What do you mean by human competencies?

Jakob Huber: A colleague of mine always calls this “humanizing education” in the field of education. This means getting out of the mechanical and machine-based understandings of educational processes – the keyword is substance – and focus more on human factors such as empathy, intuition, openness, willingness to learn.

Is the education system ready for the demands that come with lifelong learning in the age of digitization?

Jakob Huber: Yes and no. My overall impression from personal experience, from conversations with professors, school administrators, and also with decision-makers in the education system, is that, in some cases, there is an enormous amount of innovative power there to change the education sector.

I’m thinking of the International University, for example. This is now Germany’s largest university with over 100,000 students, and they are developing very interesting and completely new concepts for studying. However, these are still rather exceptional cases, at least at present. It often depends on the personal commitment of individual school administrators, individual presidents, and individual subject teachers.

But what we lack in Germany is a larger vision for education policy and a strategy for how we can achieve this goal.

What’s needed for this larger vision for education policy?

Jakob Huber: Innovation can only come about if there’s time, too. Nobody can think about fundamental issues, work on them, come up with concepts, try out new things if there’s not enough time in the working day. And we simply have a massive problem with time resources in the school sector, in particular because we simply don’t have enough teachers. If you’re always just putting out fires, you can’t ever take a step back and look at the big picture.

What opportunities does digitalization offer in the field of adult education?
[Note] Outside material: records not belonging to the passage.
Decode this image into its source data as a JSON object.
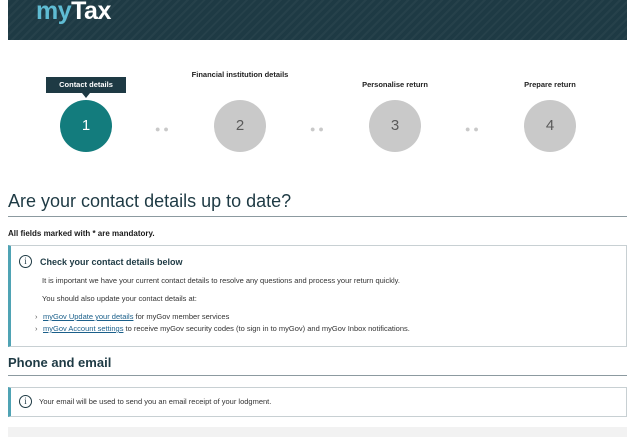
{
  "brand": {
    "logo_my": "my",
    "logo_tax": "Tax"
  },
  "steps": [
    {
      "label": "Contact details",
      "number": "1",
      "active": true
    },
    {
      "label": "Financial institution details",
      "number": "2",
      "active": false
    },
    {
      "label": "Personalise return",
      "number": "3",
      "active": false
    },
    {
      "label": "Prepare return",
      "number": "4",
      "active": false
    }
  ],
  "page": {
    "title": "Are your contact details up to date?",
    "mandatory_note": "All fields marked with * are mandatory."
  },
  "info_box": {
    "icon": "info-icon",
    "title": "Check your contact details below",
    "line1": "It is important we have your current contact details to resolve any questions and process your return quickly.",
    "line2": "You should also update your contact details at:",
    "links": [
      {
        "link_text": "myGov Update your details",
        "rest": " for myGov member services"
      },
      {
        "link_text": "myGov Account settings",
        "rest": " to receive myGov security codes (to sign in to myGov) and myGov Inbox notifications."
      }
    ]
  },
  "section": {
    "title": "Phone and email"
  },
  "email_note": {
    "icon": "info-icon",
    "text": "Your email will be used to send you an email receipt of your lodgment."
  },
  "colors": {
    "header": "#1e3a44",
    "active_step": "#137c7d",
    "inactive_step": "#c9c9c9",
    "link": "#1a5f8a"
  }
}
Jakob Huber: As an employee, digitalization has enabled me to take part in almost all of the educational opportunities in the world, even while I’m at work and in addition to my personal life. And I think that’s actually one of the biggest winners of digitalization for learning, even after school.

And then – this is maybe more the employer’s side – the digitization of learning opportunities naturally also allows us another form of measurability.

When I see that I’ve trained my employees and that they subsequently achieve better results, for example. That’s something that makes the digitalization of educational opportunities much easier and much more comprehensive. Of course, you then have to consider certain aspects of data protection, employee protection, but if you use this as aggregated, anonymized data, then such learning data can be extremely valuable in professional learning. You can also much more easily determine which learning opportunities are being used at all, what progress you can see in the employees who have taken advantage of these learning opportunities, and what’s in demand.

Speaking of “data-driven education”: Where does Germany stand in an international comparison?

Jakob Huber: All the way at the back. That’s something that hardly happens here in Germany. It comes up every now and then in buzzwords; in Germany we call them “intelligent tutorial systems.” In reality, however, it actually tends to be pushed aside and perceived as a threat and a risk. That certainly has something to do with our high level of sensitivity to data protection in Germany.

How does this affect Germany as a destination for (continuing) education?

Jakob Huber: Given how quickly the world is changing, and therefore how quickly educational priorities may have to change, learning analytics are hugely valuable. In this respect, we in Germany are completely on the sidelines right now. And I don’t see that changing in the foreseeable future. In my opinion, this attitude of refusal toward data collection and measurability is one of the greatest risk factors not only for our education system, but for Germany as a location as a whole.

Thank you for these interesting insights into the digitalization of the education sector in Germany, Jakob.